> _Information supplied_:
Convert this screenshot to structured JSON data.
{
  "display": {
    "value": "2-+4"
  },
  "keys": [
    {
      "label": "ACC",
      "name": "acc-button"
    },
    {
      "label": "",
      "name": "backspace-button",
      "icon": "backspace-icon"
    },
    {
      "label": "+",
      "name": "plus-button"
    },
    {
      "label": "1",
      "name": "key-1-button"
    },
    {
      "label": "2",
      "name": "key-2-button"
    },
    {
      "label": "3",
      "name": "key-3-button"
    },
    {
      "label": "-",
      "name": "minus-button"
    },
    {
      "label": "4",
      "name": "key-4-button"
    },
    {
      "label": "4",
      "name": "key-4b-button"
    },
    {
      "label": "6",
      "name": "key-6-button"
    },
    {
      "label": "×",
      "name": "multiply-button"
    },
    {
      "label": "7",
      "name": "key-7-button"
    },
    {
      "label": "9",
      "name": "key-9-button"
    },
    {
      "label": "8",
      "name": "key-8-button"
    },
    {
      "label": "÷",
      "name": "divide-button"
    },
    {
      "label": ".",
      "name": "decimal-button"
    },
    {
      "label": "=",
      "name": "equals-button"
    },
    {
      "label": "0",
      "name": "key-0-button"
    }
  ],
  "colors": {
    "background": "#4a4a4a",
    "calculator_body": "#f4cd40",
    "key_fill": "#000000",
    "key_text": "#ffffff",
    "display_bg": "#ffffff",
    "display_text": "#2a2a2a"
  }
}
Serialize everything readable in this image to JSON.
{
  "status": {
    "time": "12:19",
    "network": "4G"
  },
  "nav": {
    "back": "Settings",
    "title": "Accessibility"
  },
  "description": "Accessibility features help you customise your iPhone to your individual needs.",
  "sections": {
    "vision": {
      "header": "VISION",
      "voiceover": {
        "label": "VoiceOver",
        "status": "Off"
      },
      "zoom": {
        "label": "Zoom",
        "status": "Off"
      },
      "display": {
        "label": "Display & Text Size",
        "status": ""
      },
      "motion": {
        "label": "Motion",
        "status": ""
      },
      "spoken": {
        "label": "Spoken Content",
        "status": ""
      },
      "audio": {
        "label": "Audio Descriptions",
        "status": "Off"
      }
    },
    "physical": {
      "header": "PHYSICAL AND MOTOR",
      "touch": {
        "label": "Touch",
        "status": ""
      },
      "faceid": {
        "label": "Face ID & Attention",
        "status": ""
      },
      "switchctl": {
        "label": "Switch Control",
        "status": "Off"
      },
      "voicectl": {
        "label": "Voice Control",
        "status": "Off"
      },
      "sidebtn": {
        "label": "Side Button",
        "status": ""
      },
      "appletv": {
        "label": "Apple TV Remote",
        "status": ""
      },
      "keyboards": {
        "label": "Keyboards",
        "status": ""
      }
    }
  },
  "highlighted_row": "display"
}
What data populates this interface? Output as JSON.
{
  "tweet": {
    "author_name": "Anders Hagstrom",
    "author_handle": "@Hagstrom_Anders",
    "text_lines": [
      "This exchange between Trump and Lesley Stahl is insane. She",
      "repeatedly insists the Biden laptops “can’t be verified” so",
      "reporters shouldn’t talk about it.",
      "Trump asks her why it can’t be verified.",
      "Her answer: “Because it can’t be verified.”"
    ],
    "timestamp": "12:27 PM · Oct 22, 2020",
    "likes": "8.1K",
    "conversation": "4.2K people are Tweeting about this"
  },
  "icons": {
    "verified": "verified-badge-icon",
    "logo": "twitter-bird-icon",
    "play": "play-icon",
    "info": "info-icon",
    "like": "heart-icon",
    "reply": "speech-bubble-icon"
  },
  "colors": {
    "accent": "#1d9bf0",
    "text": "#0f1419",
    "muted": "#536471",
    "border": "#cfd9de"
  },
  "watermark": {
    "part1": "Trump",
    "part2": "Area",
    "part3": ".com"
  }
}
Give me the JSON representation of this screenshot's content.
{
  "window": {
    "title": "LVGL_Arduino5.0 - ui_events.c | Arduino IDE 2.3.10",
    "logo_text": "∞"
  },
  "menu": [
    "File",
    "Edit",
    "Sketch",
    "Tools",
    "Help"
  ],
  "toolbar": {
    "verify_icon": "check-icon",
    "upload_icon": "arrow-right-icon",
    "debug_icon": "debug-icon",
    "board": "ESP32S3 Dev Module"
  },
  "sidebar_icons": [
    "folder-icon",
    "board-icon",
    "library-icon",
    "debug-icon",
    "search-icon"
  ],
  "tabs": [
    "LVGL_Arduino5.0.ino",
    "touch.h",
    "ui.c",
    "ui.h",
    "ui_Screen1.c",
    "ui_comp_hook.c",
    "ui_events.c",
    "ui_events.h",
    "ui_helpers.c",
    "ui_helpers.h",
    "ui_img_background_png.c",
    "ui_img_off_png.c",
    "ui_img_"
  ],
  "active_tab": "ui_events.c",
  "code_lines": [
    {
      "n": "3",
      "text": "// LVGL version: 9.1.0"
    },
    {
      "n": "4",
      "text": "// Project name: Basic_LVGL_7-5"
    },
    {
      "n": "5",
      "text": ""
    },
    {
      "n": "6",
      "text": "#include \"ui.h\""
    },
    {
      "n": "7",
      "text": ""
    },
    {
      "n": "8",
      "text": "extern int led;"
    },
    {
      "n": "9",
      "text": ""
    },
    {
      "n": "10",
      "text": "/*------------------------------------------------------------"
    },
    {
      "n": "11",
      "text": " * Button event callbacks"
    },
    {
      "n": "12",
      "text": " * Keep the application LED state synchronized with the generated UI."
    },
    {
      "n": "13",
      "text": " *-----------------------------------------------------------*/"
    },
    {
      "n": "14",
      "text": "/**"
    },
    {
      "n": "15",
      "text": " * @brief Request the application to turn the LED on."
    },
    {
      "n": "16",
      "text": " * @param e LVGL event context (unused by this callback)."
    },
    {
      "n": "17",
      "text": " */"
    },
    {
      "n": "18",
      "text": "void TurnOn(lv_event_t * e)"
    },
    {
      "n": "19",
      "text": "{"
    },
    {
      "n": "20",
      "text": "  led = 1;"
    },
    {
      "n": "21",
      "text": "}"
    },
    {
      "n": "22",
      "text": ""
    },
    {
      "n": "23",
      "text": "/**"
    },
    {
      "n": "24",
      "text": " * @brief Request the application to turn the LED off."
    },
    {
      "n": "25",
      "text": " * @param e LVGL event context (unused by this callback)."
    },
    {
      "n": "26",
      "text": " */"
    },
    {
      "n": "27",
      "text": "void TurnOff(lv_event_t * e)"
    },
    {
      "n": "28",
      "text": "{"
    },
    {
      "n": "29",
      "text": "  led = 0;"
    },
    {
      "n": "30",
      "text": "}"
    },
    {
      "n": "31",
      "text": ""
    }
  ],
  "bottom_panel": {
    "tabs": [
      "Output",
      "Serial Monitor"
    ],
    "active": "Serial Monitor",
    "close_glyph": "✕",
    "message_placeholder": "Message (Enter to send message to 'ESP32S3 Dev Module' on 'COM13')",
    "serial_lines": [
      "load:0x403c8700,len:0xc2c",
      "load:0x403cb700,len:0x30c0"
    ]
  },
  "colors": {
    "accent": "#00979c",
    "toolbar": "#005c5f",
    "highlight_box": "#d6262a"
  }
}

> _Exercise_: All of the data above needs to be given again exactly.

> _Exercise solution_:
Convert this screenshot to structured JSON data.
{
  "display": {
    "value": "2-+4"
  },
  "keys": [
    {
      "label": "ACC",
      "name": "acc-button"
    },
    {
      "label": "",
      "name": "backspace-button",
      "icon": "backspace-icon"
    },
    {
      "label": "+",
      "name": "plus-button"
    },
    {
      "label": "1",
      "name": "key-1-button"
    },
    {
      "label": "2",
      "name": "key-2-button"
    },
    {
      "label": "3",
      "name": "key-3-button"
    },
    {
      "label": "-",
      "name": "minus-button"
    },
    {
      "label": "4",
      "name": "key-4-button"
    },
    {
      "label": "4",
      "name": "key-4b-button"
    },
    {
      "label": "6",
      "name": "key-6-button"
    },
    {
      "label": "×",
      "name": "multiply-button"
    },
    {
      "label": "7",
      "name": "key-7-button"
    },
    {
      "label": "9",
      "name": "key-9-button"
    },
    {
      "label": "8",
      "name": "key-8-button"
    },
    {
      "label": "÷",
      "name": "divide-button"
    },
    {
      "label": ".",
      "name": "decimal-button"
    },
    {
      "label": "=",
      "name": "equals-button"
    },
    {
      "label": "0",
      "name": "key-0-button"
    }
  ],
  "colors": {
    "background": "#4a4a4a",
    "calculator_body": "#f4cd40",
    "key_fill": "#000000",
    "key_text": "#ffffff",
    "display_bg": "#ffffff",
    "display_text": "#2a2a2a"
  }
}
Serialize everything readable in this image to JSON.
{
  "status": {
    "time": "12:19",
    "network": "4G"
  },
  "nav": {
    "back": "Settings",
    "title": "Accessibility"
  },
  "description": "Accessibility features help you customise your iPhone to your individual needs.",
  "sections": {
    "vision": {
      "header": "VISION",
      "voiceover": {
        "label": "VoiceOver",
        "status": "Off"
      },
      "zoom": {
        "label": "Zoom",
        "status": "Off"
      },
      "display": {
        "label": "Display & Text Size",
        "status": ""
      },
      "motion": {
        "label": "Motion",
        "status": ""
      },
      "spoken": {
        "label": "Spoken Content",
        "status": ""
      },
      "audio": {
        "label": "Audio Descriptions",
        "status": "Off"
      }
    },
    "physical": {
      "header": "PHYSICAL AND MOTOR",
      "touch": {
        "label": "Touch",
        "status": ""
      },
      "faceid": {
        "label": "Face ID & Attention",
        "status": ""
      },
      "switchctl": {
        "label": "Switch Control",
        "status": "Off"
      },
      "voicectl": {
        "label": "Voice Control",
        "status": "Off"
      },
      "sidebtn": {
        "label": "Side Button",
        "status": ""
      },
      "appletv": {
        "label": "Apple TV Remote",
        "status": ""
      },
      "keyboards": {
        "label": "Keyboards",
        "status": ""
      }
    }
  },
  "highlighted_row": "display"
}
What data populates this interface? Output as JSON.
{
  "tweet": {
    "author_name": "Anders Hagstrom",
    "author_handle": "@Hagstrom_Anders",
    "text_lines": [
      "This exchange between Trump and Lesley Stahl is insane. She",
      "repeatedly insists the Biden laptops “can’t be verified” so",
      "reporters shouldn’t talk about it.",
      "Trump asks her why it can’t be verified.",
      "Her answer: “Because it can’t be verified.”"
    ],
    "timestamp": "12:27 PM · Oct 22, 2020",
    "likes": "8.1K",
    "conversation": "4.2K people are Tweeting about this"
  },
  "icons": {
    "verified": "verified-badge-icon",
    "logo": "twitter-bird-icon",
    "play": "play-icon",
    "info": "info-icon",
    "like": "heart-icon",
    "reply": "speech-bubble-icon"
  },
  "colors": {
    "accent": "#1d9bf0",
    "text": "#0f1419",
    "muted": "#536471",
    "border": "#cfd9de"
  },
  "watermark": {
    "part1": "Trump",
    "part2": "Area",
    "part3": ".com"
  }
}
Give me the JSON representation of this screenshot's content.
{
  "window": {
    "title": "LVGL_Arduino5.0 - ui_events.c | Arduino IDE 2.3.10",
    "logo_text": "∞"
  },
  "menu": [
    "File",
    "Edit",
    "Sketch",
    "Tools",
    "Help"
  ],
  "toolbar": {
    "verify_icon": "check-icon",
    "upload_icon": "arrow-right-icon",
    "debug_icon": "debug-icon",
    "board": "ESP32S3 Dev Module"
  },
  "sidebar_icons": [
    "folder-icon",
    "board-icon",
    "library-icon",
    "debug-icon",
    "search-icon"
  ],
  "tabs": [
    "LVGL_Arduino5.0.ino",
    "touch.h",
    "ui.c",
    "ui.h",
    "ui_Screen1.c",
    "ui_comp_hook.c",
    "ui_events.c",
    "ui_events.h",
    "ui_helpers.c",
    "ui_helpers.h",
    "ui_img_background_png.c",
    "ui_img_off_png.c",
    "ui_img_"
  ],
  "active_tab": "ui_events.c",
  "code_lines": [
    {
      "n": "3",
      "text": "// LVGL version: 9.1.0"
    },
    {
      "n": "4",
      "text": "// Project name: Basic_LVGL_7-5"
    },
    {
      "n": "5",
      "text": ""
    },
    {
      "n": "6",
      "text": "#include \"ui.h\""
    },
    {
      "n": "7",
      "text": ""
    },
    {
      "n": "8",
      "text": "extern int led;"
    },
    {
      "n": "9",
      "text": ""
    },
    {
      "n": "10",
      "text": "/*------------------------------------------------------------"
    },
    {
      "n": "11",
      "text": " * Button event callbacks"
    },
    {
      "n": "12",
      "text": " * Keep the application LED state synchronized with the generated UI."
    },
    {
      "n": "13",
      "text": " *-----------------------------------------------------------*/"
    },
    {
      "n": "14",
      "text": "/**"
    },
    {
      "n": "15",
      "text": " * @brief Request the application to turn the LED on."
    },
    {
      "n": "16",
      "text": " * @param e LVGL event context (unused by this callback)."
    },
    {
      "n": "17",
      "text": " */"
    },
    {
      "n": "18",
      "text": "void TurnOn(lv_event_t * e)"
    },
    {
      "n": "19",
      "text": "{"
    },
    {
      "n": "20",
      "text": "  led = 1;"
    },
    {
      "n": "21",
      "text": "}"
    },
    {
      "n": "22",
      "text": ""
    },
    {
      "n": "23",
      "text": "/**"
    },
    {
      "n": "24",
      "text": " * @brief Request the application to turn the LED off."
    },
    {
      "n": "25",
      "text": " * @param e LVGL event context (unused by this callback)."
    },
    {
      "n": "26",
      "text": " */"
    },
    {
      "n": "27",
      "text": "void TurnOff(lv_event_t * e)"
    },
    {
      "n": "28",
      "text": "{"
    },
    {
      "n": "29",
      "text": "  led = 0;"
    },
    {
      "n": "30",
      "text": "}"
    },
    {
      "n": "31",
      "text": ""
    }
  ],
  "bottom_panel": {
    "tabs": [
      "Output",
      "Serial Monitor"
    ],
    "active": "Serial Monitor",
    "close_glyph": "✕",
    "message_placeholder": "Message (Enter to send message to 'ESP32S3 Dev Module' on 'COM13')",
    "serial_lines": [
      "load:0x403c8700,len:0xc2c",
      "load:0x403cb700,len:0x30c0"
    ]
  },
  "colors": {
    "accent": "#00979c",
    "toolbar": "#005c5f",
    "highlight_box": "#d6262a"
  }
}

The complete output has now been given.